Jean Balladur often said “Human imagination has always made paradise in a garden.” Designing a garden city was a huge challenge; designing it on sand and salt water was nothing less than madness.
LA GRANDE-MOTTE, a garden city
In 1963, the Languedoc Roussillon coastline had one of the most sparsely wooded areas in France (2.5% wooded density).
The pyramid designs tamed the wind and protected the vegetation. The plants were specifically chosen for their capacity to thrive in sunshine, their resistance to sea salt and their water requirements: the pine is the most common tree, grown alongside tamarix, lagerstroemia, phormium, pittosporum, nerium and wild prairie flowers.
A few exotic palm trees arrived later.
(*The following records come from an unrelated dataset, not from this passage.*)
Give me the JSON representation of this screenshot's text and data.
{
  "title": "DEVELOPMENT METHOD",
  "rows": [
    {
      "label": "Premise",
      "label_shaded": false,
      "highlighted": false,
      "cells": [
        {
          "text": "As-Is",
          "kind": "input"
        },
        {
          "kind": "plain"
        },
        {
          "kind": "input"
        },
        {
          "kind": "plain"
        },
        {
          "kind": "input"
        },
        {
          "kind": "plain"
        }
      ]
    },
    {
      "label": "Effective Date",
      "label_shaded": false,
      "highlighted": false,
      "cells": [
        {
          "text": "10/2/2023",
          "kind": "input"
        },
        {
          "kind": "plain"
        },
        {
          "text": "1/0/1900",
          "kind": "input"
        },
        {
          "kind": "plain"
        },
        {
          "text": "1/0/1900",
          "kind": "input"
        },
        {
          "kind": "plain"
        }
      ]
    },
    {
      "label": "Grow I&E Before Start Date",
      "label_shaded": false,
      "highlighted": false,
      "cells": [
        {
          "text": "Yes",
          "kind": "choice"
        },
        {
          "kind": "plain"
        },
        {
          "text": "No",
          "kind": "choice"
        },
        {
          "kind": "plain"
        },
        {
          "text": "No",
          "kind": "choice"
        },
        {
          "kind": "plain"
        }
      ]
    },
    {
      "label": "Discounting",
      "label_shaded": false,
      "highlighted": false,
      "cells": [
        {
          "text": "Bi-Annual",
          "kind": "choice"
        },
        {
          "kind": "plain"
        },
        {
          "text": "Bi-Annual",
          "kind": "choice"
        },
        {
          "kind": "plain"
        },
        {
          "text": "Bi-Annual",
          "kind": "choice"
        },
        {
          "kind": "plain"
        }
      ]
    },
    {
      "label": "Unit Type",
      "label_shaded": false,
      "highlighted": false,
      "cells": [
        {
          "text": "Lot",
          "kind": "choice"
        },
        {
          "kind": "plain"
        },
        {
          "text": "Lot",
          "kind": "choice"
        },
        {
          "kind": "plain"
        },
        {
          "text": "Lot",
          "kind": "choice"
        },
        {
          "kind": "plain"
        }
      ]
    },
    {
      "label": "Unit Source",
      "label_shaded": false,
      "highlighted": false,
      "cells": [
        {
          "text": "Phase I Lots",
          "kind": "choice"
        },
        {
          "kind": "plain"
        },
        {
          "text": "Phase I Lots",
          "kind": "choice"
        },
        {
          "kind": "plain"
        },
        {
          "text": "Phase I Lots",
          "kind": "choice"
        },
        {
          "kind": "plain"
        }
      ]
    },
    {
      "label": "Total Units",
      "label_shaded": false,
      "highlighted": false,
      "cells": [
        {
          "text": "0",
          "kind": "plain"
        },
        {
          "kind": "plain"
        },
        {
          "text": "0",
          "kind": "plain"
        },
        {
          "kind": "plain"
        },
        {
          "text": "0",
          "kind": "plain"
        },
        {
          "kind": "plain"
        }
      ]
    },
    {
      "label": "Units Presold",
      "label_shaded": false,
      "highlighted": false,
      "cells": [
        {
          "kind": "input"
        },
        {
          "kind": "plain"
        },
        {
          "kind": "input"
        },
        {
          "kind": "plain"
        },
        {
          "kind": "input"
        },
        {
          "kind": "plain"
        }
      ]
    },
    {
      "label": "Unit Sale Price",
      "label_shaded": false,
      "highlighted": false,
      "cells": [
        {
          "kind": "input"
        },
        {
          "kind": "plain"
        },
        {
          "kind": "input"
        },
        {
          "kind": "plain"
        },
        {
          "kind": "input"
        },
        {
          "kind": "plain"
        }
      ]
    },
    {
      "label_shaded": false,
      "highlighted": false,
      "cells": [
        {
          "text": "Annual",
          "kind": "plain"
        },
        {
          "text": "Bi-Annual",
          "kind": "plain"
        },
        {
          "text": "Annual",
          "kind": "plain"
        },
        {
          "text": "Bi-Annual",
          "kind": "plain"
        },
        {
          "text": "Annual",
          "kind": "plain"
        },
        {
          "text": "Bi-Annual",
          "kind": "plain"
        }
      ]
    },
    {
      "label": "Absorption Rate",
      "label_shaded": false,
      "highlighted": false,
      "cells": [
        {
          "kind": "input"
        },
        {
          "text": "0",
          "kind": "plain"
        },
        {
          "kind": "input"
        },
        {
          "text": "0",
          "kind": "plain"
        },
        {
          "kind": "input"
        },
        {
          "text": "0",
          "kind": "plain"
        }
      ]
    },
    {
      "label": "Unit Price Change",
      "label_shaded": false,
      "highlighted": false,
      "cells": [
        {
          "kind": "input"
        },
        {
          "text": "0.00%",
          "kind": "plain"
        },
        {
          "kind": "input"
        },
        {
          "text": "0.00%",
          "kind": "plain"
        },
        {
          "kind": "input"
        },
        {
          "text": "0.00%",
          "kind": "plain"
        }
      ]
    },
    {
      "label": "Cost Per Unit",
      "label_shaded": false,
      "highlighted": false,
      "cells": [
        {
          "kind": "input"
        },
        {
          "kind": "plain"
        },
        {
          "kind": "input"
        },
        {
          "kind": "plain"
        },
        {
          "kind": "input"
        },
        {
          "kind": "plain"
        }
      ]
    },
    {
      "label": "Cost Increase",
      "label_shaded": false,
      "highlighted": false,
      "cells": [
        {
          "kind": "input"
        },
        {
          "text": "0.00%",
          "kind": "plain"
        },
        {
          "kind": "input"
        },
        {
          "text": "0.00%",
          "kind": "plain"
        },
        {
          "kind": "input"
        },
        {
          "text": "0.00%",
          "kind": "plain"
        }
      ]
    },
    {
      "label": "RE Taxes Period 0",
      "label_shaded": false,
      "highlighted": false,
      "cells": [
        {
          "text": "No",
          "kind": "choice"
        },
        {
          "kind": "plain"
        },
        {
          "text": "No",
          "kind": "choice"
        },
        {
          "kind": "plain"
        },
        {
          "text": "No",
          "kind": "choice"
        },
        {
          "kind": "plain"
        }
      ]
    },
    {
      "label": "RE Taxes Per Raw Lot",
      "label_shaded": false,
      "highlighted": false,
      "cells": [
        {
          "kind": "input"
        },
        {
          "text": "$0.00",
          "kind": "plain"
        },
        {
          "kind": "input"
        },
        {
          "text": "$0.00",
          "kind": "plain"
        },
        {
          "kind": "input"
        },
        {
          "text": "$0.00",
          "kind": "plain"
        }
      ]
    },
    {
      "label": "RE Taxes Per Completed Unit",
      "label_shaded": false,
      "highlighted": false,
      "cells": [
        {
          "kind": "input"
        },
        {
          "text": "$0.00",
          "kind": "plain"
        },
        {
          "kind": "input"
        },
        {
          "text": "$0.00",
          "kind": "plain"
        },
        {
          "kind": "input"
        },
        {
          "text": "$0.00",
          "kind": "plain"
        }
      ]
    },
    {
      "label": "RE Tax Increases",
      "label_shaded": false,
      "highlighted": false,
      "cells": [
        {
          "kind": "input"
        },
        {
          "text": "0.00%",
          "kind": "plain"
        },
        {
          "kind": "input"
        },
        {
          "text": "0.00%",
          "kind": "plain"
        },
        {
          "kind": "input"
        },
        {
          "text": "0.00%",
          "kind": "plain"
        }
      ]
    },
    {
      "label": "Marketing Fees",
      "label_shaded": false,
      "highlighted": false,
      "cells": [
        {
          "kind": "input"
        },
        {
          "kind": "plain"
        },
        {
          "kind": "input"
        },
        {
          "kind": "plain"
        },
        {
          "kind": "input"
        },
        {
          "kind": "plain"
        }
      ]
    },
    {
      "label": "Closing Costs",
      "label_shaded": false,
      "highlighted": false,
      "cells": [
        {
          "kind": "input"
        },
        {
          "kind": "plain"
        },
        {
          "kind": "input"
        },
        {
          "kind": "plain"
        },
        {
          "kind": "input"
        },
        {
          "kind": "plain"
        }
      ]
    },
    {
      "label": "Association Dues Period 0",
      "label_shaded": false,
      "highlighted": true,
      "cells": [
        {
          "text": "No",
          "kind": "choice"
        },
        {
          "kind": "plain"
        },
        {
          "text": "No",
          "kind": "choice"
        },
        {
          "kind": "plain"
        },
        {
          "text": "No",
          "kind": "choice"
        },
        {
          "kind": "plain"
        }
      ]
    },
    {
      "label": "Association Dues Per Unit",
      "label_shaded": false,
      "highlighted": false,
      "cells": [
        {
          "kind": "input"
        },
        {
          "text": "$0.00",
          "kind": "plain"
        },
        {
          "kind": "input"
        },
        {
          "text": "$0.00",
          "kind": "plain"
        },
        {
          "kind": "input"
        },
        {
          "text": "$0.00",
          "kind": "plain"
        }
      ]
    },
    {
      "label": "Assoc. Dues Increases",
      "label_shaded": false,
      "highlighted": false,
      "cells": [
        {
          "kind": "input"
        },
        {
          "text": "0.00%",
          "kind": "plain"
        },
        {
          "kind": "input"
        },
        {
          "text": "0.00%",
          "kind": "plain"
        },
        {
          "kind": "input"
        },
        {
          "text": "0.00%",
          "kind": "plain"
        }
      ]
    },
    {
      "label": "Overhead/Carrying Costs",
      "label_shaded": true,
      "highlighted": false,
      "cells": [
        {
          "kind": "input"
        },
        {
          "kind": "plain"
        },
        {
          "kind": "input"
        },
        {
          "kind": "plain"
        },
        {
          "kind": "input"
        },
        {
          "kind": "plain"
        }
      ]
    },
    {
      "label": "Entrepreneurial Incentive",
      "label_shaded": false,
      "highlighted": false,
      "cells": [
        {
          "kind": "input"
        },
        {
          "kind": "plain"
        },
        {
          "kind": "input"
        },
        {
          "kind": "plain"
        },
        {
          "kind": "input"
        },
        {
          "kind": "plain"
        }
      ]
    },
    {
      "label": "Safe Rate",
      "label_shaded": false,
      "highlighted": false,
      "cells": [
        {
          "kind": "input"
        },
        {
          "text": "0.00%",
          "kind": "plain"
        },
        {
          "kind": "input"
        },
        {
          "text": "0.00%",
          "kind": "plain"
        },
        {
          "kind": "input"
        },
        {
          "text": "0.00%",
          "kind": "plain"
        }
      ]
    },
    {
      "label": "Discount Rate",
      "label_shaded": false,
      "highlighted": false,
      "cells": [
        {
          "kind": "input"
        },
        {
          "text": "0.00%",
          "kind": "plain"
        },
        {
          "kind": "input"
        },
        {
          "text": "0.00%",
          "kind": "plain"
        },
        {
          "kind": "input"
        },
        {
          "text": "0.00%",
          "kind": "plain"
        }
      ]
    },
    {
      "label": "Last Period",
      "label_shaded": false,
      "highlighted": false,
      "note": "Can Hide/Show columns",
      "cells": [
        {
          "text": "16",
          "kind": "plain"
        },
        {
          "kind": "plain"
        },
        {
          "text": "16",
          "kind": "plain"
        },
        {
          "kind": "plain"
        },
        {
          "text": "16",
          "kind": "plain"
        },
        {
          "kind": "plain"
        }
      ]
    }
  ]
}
The architects structured the town with hedges and woodlands in exceptional density. Pierre Pillet, landscape architect, and Michel Germond, forestry engineer, designed and laid out the town’s parks.
As soon as you arrive, La Grande-Motte invites you to discover its huge gardens.
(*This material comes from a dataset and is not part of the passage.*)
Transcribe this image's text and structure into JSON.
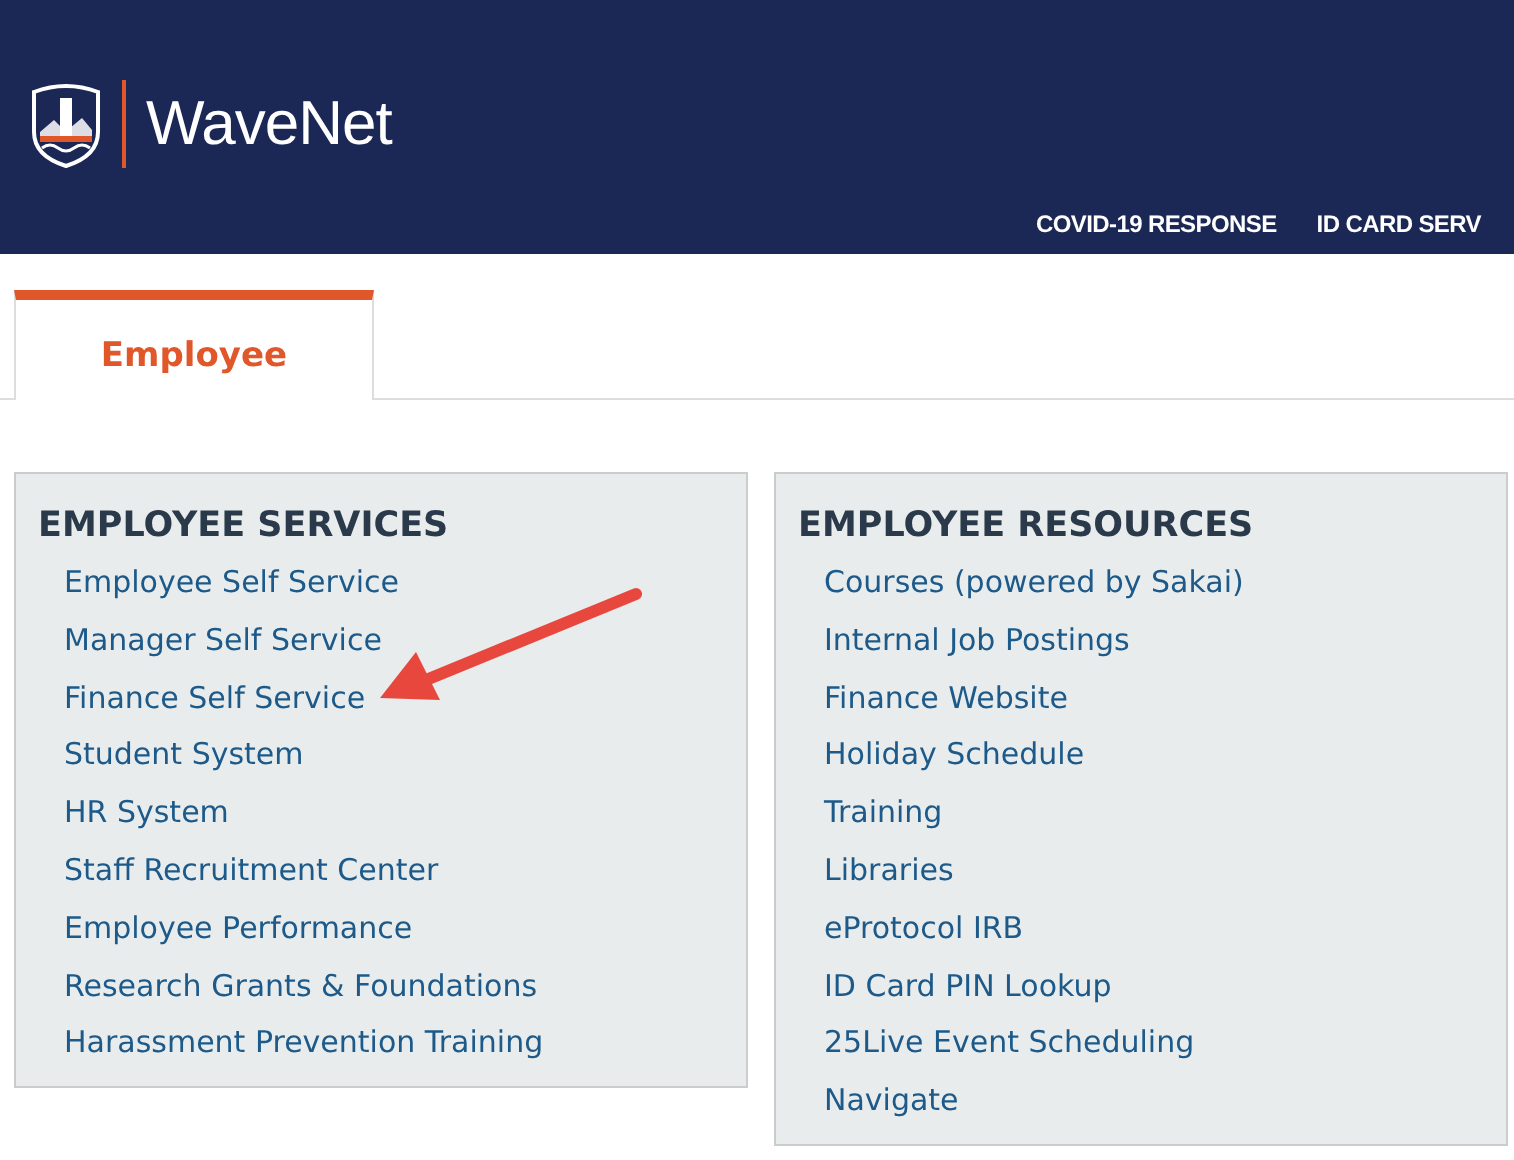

Do you know of any other town where 70% of its surface area is given over to greenspaces and nature? This makes it the leading green resort in Europe; the "Ville fleurie" committee awarded it the "3 fleurs" distinction for its landscaping and vegetation, and its commitment to sustainable development schemes.